How Does STRIDE Work?

Choosing from a long list of fascinating research projects, each STRIDE scholar may select one that especially piques their interest. They are then paired with a mentor with whom they will work approximately seven hours a week over the coming year.

Current and former STRIDE participants say that one of the program’s most valuable aspects is the close look it provides at the world of academic learning. Another is that STRIDE mentors frequently encourage, advise and connect students with others and help sort through the many opportunities that may come along during and after college.

STRIDE students are also pleased to find they can do meaningful, interesting work. Computer science major Margaret Zaccardi spent her second year as a STRIDE scholar helping to manage the Poetry Center’s website and assisting Ellen Watson, Professor Emerita in English. “To be involved personally in bringing famous poets to Smith and publicizing the events is quite rewarding,” she said.

Her experience is not unique. STRIDE students and their mentors often collaborate and present results of their joint research at academic conferences or are listed as joint authors when their findings are published in academic journals. STRIDE lets students test an interest in an intriguing academic area and gives them practical experience as an integral part of a professional research team.

Another academic and social highlight is Celebrating Collaborations, Smith’s annual showcase of student research and performance highlighting students’ intellectual achievements and their collaborative efforts with faculty in a variety of departmental, program and interdisciplinary projects. Students participate in individual talks, panels, poster sessions, exhibits and performances, in the areas of science and technology, performing arts, and social, cultural and literary studies.


What Can STRIDE Do for Me?

Joanna Slater says she got to know every “last nook and cranny of Neilson Library” when she worked as a STRIDE scholar with Elizabeth Spelman, professor in the humanities and philosophy. Joanna also gained a friend and mentor in Professor Spelman. “Through our weekly meetings, mostly over coffee at a local shop, I learned about the best traditions of academia: a curious mind, a respect for others, a devotion to learning,” she explains. At the end of her senior year, Joanna won a prestigious Henry Luce Foundation Scholarship that placed her in Hong Kong for one year as a Luce Scholar and a journalist. Joanna was awarded a Knight Bagehot Fellowship at Columbia University. She is now the New York bureau chief for Canada’s national newspaper, The Globe and Mail.

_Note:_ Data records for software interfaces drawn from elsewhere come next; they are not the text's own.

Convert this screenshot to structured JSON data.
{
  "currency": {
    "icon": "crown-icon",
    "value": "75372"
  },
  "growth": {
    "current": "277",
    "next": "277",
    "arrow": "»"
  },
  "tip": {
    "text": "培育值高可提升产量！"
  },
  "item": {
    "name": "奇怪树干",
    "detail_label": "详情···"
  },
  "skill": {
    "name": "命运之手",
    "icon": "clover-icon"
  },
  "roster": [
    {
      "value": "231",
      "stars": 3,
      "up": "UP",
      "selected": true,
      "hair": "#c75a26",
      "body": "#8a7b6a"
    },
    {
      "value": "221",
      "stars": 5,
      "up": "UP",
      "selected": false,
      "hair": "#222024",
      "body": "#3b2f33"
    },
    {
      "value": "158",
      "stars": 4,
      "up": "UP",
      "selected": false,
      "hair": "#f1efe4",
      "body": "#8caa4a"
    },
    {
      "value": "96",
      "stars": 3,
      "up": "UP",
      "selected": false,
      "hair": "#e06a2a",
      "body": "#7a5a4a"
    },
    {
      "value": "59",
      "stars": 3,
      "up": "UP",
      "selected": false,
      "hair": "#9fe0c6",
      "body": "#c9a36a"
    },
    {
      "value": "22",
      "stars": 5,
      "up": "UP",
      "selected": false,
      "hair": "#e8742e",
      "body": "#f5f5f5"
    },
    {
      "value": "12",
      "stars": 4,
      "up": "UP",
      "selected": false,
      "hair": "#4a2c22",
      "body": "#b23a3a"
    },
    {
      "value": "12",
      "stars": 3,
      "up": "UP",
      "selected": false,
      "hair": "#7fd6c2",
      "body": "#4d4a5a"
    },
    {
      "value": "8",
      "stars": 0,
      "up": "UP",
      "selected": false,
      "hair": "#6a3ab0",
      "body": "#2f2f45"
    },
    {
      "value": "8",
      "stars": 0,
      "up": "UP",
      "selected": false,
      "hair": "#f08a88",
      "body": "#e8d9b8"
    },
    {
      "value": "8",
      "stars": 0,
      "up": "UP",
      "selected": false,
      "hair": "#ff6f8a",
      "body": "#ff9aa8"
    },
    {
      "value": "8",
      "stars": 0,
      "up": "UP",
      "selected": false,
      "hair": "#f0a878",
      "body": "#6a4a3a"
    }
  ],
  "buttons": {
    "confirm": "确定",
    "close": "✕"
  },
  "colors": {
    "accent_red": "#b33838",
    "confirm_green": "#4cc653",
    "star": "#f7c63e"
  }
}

Through STRIDE, Elizabeth Thomas worked with David Smith, associate professor of biological sciences. “The STRIDE program allowed me to conduct one-on-one research with a professor as soon as I entered Smith. It gave me opportunities to do work that most undergraduates do not have until their senior year. STRIDE also provided me with connections that helped me to get summer jobs during my college years.” Elizabeth is now attending graduate school at Brown University.

For Jennifer DeBerardinis, a biological sciences and philosophy major, her STRIDE research led to a special studies project in her senior year with Laura A. Katz, Elsie Damon Simonds Professor of Biological Sciences“Heterogeneous Rates of Evolution Among Loci in Ciliate Chilodonella uncinata. She is now a Fulbright Fellow living in Australia conducting philosophy research—“Uniting Science and Metaphysics through Embracing the Reality of Inherent Contradiction.”